Child’s play creates jobs
At Sandvik's manufacturing facility in Pune, the day care center has opened up big opportunities to attract employees with diverse perspectives. One way of walking the talk when it comes to diversity and inclusion.
Anshul is barely 3 years old, but when he wakes up every morning he says, "I have to go to Sandvik."
No, the Sandvik headquarters in Pune, India, does of course not employ children. But ever since his mother, Sonali Mulay, General Manager, Technology Management, returned from maternity leave, Anshul has been accompanying her to the spacious and cheerful day care center, set up in 2010.
"He gets milk and meals every two hours, participates in activities such as storytelling and has developed good habits," Mulay says. "Unlike his sister, who I had to feed till she was 3, Anshul has fed himself since he was 1, which is amazing."
In the industry in India, Mulay stands out. In her team of 75, only two are women. When Angala Srinivasan, Sandvik's Site Director, SMS Operations, began looking for a mechanical engineer with 15 years' experience and said that he wanted to hire a woman, in line with the company's policy of diversity and equal opportunity, he was told that such a person didn't exist. Still he persisted and found Mulay, whose qualifications were a perfect fit. The hiring process was almost complete when Mulay found she was expecting a child.
They now faced the challenge that, under Indian law, Sandvik gave 12 weeks of maternity leave, but the company day care center only took in babies who were at least 6 months old. But Srini, who was part of the policy-making committee, pushed for changes, saying, "If we really want to encourage women to join the organization, we have to try harder." The result was 20 weeks of maternity leave and a change in the entrance age for the day care center to 4 months. Mulay became the first employee to utilize the privilege.
Initially the day care center was open only to help female employees, but now it is open to any employee with a child until that child is 6 years old. Now 30 Sandvik employees use its services, which have been outsourced to Purple Patch, a trusted brand in Pune.
Srini is keen to encourage other women to apply for positions at the company. In March 2014, when Medha Takawale, in the final round of interviews for a post as HR Business Partner, also discovered she was expecting a child, Srini reassured her about the company policy of 20 weeks of maternity leave, medical insurance and of course the day care center. These factors relieved most of her tensions, she says.
"They have a canteen too, so I don't have to cook early in the day," she says.
Takawale returned to work in January 2015, happy that her son is well taken care of. "The center calls me when I'm needed for my baby," she says.
Championing diversity in India has not been easy. It wasn't until 2003 that Sandvik hired its first female manager, an HR executive, to join the all-male team of 14 managers. India doesn't have too many senior female mechanical engineers and it's a challenge to recruite women to non-traditional female jobs, explains Sandvik's Vaishali Surve, Associate VP, Compliance, who is also leading the diversity and inclusion portfolio for India.

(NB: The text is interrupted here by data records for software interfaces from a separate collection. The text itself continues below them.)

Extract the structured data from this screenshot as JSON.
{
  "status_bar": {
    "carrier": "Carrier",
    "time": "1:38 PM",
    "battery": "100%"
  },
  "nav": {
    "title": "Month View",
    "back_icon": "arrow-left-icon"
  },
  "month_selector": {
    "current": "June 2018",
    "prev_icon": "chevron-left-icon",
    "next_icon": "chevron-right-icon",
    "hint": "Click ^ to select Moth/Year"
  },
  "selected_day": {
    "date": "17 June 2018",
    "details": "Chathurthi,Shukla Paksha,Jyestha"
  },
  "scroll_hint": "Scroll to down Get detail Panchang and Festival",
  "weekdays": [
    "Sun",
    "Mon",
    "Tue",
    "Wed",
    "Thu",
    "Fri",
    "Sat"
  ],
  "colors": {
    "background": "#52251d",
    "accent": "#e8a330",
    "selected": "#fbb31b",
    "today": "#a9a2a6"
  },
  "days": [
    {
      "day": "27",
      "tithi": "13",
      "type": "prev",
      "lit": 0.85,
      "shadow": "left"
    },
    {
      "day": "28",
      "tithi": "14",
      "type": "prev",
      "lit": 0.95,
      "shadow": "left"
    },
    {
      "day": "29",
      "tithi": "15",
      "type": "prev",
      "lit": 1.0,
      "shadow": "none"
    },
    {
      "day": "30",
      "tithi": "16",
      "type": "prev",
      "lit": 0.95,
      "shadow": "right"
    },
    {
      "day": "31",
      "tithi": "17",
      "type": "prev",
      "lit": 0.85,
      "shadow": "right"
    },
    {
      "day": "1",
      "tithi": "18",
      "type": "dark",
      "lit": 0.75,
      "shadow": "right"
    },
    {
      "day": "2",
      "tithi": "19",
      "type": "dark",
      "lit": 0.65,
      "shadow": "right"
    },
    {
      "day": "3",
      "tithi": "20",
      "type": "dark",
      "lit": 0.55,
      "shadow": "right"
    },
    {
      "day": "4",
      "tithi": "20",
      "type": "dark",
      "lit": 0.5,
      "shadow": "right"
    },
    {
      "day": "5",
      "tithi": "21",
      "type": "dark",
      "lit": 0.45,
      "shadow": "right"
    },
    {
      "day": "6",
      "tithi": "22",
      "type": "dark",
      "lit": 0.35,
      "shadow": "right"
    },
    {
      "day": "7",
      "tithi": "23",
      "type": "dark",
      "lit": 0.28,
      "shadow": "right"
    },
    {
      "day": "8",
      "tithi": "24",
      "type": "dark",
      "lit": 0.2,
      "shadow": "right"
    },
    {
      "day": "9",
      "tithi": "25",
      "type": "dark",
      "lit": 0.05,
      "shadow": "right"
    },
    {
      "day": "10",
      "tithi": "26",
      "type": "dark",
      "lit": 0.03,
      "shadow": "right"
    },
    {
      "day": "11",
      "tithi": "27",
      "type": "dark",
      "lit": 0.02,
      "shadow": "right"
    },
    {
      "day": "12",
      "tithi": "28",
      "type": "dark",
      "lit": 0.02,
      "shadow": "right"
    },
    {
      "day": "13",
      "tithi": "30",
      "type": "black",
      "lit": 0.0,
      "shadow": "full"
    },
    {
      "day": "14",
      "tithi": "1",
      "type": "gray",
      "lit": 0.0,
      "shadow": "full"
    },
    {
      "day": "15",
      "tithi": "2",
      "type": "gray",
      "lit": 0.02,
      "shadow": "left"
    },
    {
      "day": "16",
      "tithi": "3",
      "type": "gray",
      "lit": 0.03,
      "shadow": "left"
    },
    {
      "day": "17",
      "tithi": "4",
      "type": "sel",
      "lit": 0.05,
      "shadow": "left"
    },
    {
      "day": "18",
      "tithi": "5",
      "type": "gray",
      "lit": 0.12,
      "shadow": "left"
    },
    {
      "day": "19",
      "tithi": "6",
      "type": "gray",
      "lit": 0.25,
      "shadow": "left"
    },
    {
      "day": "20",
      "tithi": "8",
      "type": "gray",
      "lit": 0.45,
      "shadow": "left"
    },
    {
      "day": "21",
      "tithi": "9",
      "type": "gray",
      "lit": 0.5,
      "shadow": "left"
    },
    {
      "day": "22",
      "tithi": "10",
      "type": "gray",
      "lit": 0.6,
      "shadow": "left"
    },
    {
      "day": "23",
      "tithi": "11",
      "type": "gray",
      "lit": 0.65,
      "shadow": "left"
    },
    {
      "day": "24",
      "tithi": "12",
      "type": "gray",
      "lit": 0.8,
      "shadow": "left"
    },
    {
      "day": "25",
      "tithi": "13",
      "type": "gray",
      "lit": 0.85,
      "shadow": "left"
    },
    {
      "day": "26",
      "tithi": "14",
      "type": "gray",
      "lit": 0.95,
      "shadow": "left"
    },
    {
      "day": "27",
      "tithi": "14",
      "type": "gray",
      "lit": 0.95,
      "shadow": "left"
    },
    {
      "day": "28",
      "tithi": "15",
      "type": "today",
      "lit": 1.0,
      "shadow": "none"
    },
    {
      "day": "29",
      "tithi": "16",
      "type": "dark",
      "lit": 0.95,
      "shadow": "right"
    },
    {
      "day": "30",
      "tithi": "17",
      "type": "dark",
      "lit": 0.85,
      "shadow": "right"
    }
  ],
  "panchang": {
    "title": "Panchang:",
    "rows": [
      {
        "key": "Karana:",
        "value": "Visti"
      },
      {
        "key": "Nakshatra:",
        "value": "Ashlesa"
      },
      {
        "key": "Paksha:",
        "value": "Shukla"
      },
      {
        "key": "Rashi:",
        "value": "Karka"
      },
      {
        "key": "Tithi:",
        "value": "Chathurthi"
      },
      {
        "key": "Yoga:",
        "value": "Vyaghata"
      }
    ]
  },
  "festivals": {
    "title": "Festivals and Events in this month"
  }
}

Another drawback is old legislation prohibiting women from working on the shop floor in engineering industries after 7 p.m. But in an effort to bring in more women, Sandvik has employed 25 women in production and allied services for the day shift.
Surve says that a group that is diverse tend to be more committed, passionate and ethical. Sandvik India keeps pushing for diversity across gender (in Pune there are 108 women out of a total of 1,136 employees), regions and cultures, and the latest addition to its management team is a woman CFO.
A diverse organization where everyone is included, and which is built on its members differences, is able to meet the challenges and requirements of current and future customers.